When Eadfrith, the Bishop of Lindisfarne, was writing and illustrating the Lindisfarne Gospels on that island during the late 7th Century and early 8th Century he would have been immersed in the seasonal sounds around the island.
For ‘In St Cuthbert’s Time’, a collaboration with Durham University’s Institute of Advanced Study, and other Durham-based researchers, artist Chris Watson has created a sound installation that reflects the acoustic landscape of that island during the time that the Lindisfarne Gospels were being considered, written and illustrated.
Durham Cathedral’s Holy Cross Chapel provides an inspiring location for quiet reflection and meditation on the sounds St Cuthbert and the other monks would have experienced for themselves.
The installation will run continuously on a loop lasting around forty to fifty minutes and reflect the seasonal changes of a year out on the island. It will be played at a very discrete level as the intention is to create an atmosphere within the Chapel as if the Chapel was on the island and the natural sounds of that place were percolating inside through the two large unglazed windows. The replay level and spatial representation of the work is key to its success.
Visitors will be able to engage in conversation without having to raise their voices, as the sounds will be audible simply at the level they would be experienced in reality. Those who choose to listen will be able to engage with the work in a way which encourages a creative thought process regarding the spirit and sense of place.
The Installation will run from 06 July 2013 – to 30 September 2013, daily between 10am and 4pm.
[Photo by Maggie Watson]
Chris retraces the steps of Benjamin Britten and tunes into the Suffolk countryside which inspired the composer.
Chris Watson talks to Pascal Wyse, The Guardian 31st January 2013: The echoes of Benjamin Britten’s ‘composing walks’
In Port Magazine, the wildlife specialist shares anecdotes from his career, and his latest commission in Suffolk (see above).
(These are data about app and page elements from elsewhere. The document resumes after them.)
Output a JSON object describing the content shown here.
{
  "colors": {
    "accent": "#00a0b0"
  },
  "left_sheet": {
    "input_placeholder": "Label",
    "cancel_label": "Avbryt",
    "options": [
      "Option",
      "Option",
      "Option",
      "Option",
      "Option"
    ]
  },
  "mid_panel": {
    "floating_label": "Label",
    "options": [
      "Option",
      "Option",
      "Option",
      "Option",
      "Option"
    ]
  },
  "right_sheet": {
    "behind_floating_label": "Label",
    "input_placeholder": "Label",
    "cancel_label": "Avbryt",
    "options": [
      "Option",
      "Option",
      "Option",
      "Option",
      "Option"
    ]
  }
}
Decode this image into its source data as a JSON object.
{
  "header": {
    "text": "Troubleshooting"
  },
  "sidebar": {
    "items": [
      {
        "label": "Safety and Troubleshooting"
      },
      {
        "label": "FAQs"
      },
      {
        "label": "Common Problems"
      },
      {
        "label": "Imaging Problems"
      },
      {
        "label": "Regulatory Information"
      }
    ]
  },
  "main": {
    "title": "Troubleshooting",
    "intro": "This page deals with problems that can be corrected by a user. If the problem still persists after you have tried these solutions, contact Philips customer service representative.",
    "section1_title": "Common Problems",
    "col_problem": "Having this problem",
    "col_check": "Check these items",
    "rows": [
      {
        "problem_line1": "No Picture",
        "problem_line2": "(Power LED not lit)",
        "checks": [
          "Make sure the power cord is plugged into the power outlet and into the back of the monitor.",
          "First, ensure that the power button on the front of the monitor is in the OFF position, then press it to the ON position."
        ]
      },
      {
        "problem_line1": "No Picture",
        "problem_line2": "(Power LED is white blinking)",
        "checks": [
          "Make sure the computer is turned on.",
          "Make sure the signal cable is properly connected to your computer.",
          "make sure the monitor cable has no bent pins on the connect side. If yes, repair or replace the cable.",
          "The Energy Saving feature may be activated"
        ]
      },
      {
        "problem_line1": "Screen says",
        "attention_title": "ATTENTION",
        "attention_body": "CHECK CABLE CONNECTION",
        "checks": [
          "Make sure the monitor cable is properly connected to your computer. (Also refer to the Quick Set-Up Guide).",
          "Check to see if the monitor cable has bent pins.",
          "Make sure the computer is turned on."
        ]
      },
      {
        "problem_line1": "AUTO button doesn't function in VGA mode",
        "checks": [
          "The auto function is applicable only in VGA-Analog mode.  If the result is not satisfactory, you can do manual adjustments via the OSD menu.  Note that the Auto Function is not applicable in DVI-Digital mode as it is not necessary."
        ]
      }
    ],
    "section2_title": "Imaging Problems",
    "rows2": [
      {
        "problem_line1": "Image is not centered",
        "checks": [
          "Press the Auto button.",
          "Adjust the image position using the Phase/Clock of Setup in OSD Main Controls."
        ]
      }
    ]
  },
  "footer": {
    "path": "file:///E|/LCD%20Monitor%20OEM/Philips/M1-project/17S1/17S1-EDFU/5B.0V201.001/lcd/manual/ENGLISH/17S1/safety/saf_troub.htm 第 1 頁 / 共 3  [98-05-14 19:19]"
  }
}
In The Financial Times: A walk with the FT: In Britten’s footsteps
The Liminal write about “Chris Watson – In Britten’s Footsteps” installation
The Guardian reviewed the piece on 5th February:
Gamophone Magazine review can be read here
PLACE WEEKEND: Roots – Journeying Home
The third edition of our annual winter weekend exploration into the culture and meanings of place looks at the nature and resonance of home. It draws its inspiration from the life and travels of Benjamin Britten, and its title from an astute observation he made in 1951 about the importance of Suffolk to his life and creativity.
Over the weekend (see below), in the company of award-winning writers, thinkers, artists, musicians and film-makers, Roots will explore what home means in an age of globalization, from considerations of domestic architecture to the psychology of unsettlement, and from the lure of the local to our place in the cosmos.
As always, the approaches will be various – readings, screenings, music, performance, discussion, walks and installation – and we’re especially pleased to announce a new commission by internationally acclaimed sound artist Chris Watson, In Britten’s Footsteps, responding directly to the Aldeburgh landscape, and a presentation by conductor and writer Paul Kildea, the author of an important new Britten biography.
PLACE is curated by Gareth Evans in association with Aldeburgh Music.
Join us next week at Aldeburgh Music’s cross-arts PLACE weekend. More info and tickets here, hope to see you there http://www.brittenaldeburgh.co.uk/whats-on/event/place-weekend-roots-journeying-home
Join us at @aldeburghmusic next week for the cross-arts PLACE weekend. http://www.brittenaldeburgh.co.uk/whats-on/event/place-weekend-roots-journeying-home #BrittenLivesHere
and you can read a feature in The Quietus here
Il présentera à Genève en première mondiale Blue Notes, une création unique inspirée de l’océan, qui en traduira le rythme et la musique avec des sons enregistrés pour la plupart en milieu subaquatique. Tout un art !
He will present in Geneva the world premiere of Blue Notes, a unique design inspired by the ocean, which results in the rhythm and music with sounds recorded mostly in an underwater environment.